Monday, January 23, 2006
Law Sealing Information in Divorce Cases Held Unconstitutional
By KENNETH OFGANG, Staff Writer/Appellate Courts
A two-year-old state law that requires financial information in divorce files be sealed if either party requests it violates the First Amendment on its face, the Court of Appeal for this district ruled Friday.
Div. Eight, in an opinion by Justice Paul Boland, affirmed Los Angeles Superior Court Judge Roy Paul’s ruling that the public has the right to know how much money is at stake in the divorce of reputed billionaire Ron Burkle and his wife, Janet Burkle.
“We conclude that [Family Code] section 2024.6 is unconstitutional on its face,” Boland wrote. “The First Amendment provides a right of access to court records in divorce proceedings. While the privacy interests protected by section 2024.6 may override the First Amendment right of access in an appropriate case, the statute is not narrowly tailored to serve overriding privacy interests. Because less restrictive means exist to achieve the statutory objective, section 2024.6 operates as an undue burden on the First Amendment right of public access to court records.”
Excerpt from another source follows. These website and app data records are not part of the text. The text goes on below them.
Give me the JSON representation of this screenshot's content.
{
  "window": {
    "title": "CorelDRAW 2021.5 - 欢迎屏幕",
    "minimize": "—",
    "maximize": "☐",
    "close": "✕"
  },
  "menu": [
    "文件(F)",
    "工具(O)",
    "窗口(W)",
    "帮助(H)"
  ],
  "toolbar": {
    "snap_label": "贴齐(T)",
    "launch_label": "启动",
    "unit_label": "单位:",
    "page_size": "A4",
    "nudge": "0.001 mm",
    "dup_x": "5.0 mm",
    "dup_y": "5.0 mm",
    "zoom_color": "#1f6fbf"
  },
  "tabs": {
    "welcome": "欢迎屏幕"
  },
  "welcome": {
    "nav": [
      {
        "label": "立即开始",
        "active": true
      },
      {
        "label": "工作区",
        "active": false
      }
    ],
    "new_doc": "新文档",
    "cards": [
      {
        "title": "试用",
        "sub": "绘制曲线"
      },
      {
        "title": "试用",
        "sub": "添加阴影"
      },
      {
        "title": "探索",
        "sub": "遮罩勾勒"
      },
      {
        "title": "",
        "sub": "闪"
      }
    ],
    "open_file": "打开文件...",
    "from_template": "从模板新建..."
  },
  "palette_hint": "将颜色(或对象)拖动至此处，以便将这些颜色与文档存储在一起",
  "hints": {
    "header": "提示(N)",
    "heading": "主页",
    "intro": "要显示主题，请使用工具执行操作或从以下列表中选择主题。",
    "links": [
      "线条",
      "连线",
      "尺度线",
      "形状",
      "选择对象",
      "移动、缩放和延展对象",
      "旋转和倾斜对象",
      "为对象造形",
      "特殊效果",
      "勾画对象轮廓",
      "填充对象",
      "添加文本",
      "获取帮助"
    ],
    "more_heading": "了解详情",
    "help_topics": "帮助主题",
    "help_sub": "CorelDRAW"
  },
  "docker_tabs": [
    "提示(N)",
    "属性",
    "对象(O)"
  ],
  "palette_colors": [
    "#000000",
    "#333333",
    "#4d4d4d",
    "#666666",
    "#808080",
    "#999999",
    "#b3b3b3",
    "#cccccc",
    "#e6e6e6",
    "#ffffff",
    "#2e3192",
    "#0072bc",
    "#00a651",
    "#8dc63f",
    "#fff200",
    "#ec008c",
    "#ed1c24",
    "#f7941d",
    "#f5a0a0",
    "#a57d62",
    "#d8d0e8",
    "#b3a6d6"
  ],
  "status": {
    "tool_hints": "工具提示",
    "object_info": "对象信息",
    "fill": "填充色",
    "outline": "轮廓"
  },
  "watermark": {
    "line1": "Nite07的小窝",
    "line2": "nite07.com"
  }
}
The legislation passed unanimously as an urgency measure and was signed into law by Gov. Arnold Schwarzenegger in June 2004, less than two months after the judge largely denied a sealing motion by Ron Burkle. The judge held that while certain information, such as residence addresses and the names of banks and brokers doing business with the Burkles, as well as account numbers, should be redacted to protect the safety of the parties’ minor child, other information—including account balances—should remain public.
Ron Burkle has lavished contributions on political figures in both parties, including Schwarzenegger, but has denied having been behind the passage of the bill. Hillel Chodos, who represents Janet Burkle, told a reporter he suspected Ron Burkle might be involved in the legislation’s passage, but had no proof.
After the bill passed, Ron Burkle sought to seal 28 documents, including his wife’s income and expense declaration and the parties’ marital settlement agreement. Janet Burkle opposed the motion, as did the Los Angeles Times and The Associated Press.
After sealing the documents temporarily, Paul held a hearing and ruled that the statute was overbroad. While he acknowledged Burkle’s right to privacy, he said that by imposing no requirement on the litigant to show a need to seal a particular document, and depriving the court of all discretion in the matter, the statute went too far.
Paul noted that the Legislature could easily correct the defect by passing a more limited statute.
The judge, however, ordered that the documents remain sealed pending appeal.
Boland, writing for the Court of Appeal, said the trial judge was correct.
High Court Precedent
The justice cited NBC Subsidiary (KNBC-TV), Inc. v. Superior Court (1999) 20 Cal.4th 1178, which established that there is a preference for openness of civil court proceedings and files, and that the burden is on the party seeking to close a courtroom or seal a file to show an overriding reason for doing so.
That presumption applies to divorces as well as other civil cases, the justice said. “We are not aware of, and Mr. Burkle does not offer, any cases or commentary supporting the notion that divorce proceedings have ever been generally excepted from California’s historical tradition of presumptively open civil proceedings,” Boland wrote, citing a number of California cases, including In re Marriage of Lechowick (1998) 65 Cal.App.4th 1406, in which the First District Court of Appeal overturned an order sealing the divorce file of a Mendocino Superior Court judge.
The justice also rejected Burkle’s claim that the past cases are distinguishable because they involve rights of financial privacy, saying such rights are treated no differently than other privacy interests that must be balanced against public rights.
The case is Burkle v. Burkle, 06 S.O.S. 231
Copyright 2006, Metropolitan News Company